While traders and analysts doubt producers sticking to a prolonged cutback, the strong wording of the announcement had an impact on the market.

Meeting on the sidelines of China's One Belt One Road conference in Beijing, energy ministers from the two countries said supply cuts should be prolonged for a further nine months, ie, until March 2018, from June 2017 as originally scheduled, to rein in a global glut that is preventing prices from firming up.

OPEC is slated to meet on 25 May and the Saudi-Russia joint statement is expected to ensure cooperation from other producer exporters.
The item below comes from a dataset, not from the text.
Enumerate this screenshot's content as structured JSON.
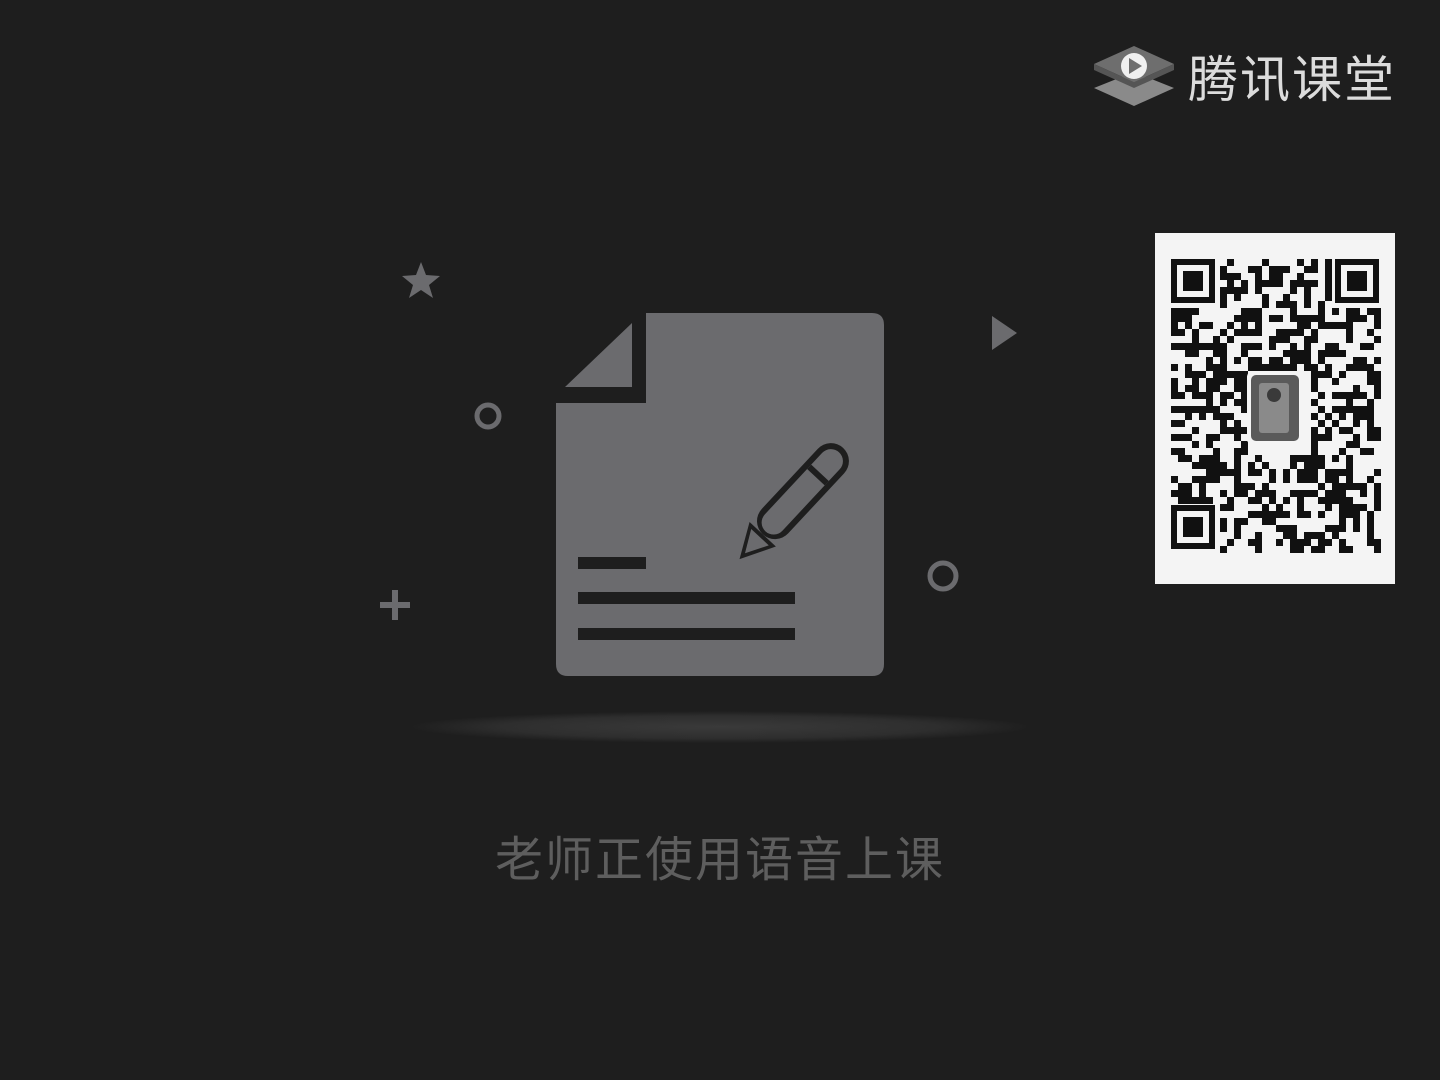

In their joint statement, Saudi energy minister Khalid al-Falih and his Russian counterpart Alexander Novak pledged "to do whatever it takes" to reduce global inventories to their five-year average and expressed optimism they will secure support from producers beyond those in the current deal.

"There has been a marked reduction to the inventories, but we're not where we want to be in reaching the five-year average," Falih told a briefing in Beijing alongside Novak.

"We've come to conclusion that the agreement needs to be extended."

Saudi Arabia, top Opec exporter, and Russia, the world's biggest producer, together control a fifth of global supplies.

The current agreement that started on 1 January effectively cut oil production by Opec and non-Opec countries by almost 1.8 million barrels per day (bpd), but that has not helped crude futures move above the $50 per barrel levels.

Russia's top producer Rosneft, which helped prepare the original deal, said it is ready to comply with the extension, according to Russian media.

Dubai-based commodity research firm Emirates NBD said if producers maintain their cuts at the current pace, it could push the market into a small deficit by the fourth quarter.

But, this would depend on how much low-cost US shale producers would raise production.

Since US is not a party to the agreement to cut supplies, US shale producers are free to hike production as prices rise, which in turn could undermine the unified effort to prop up the market.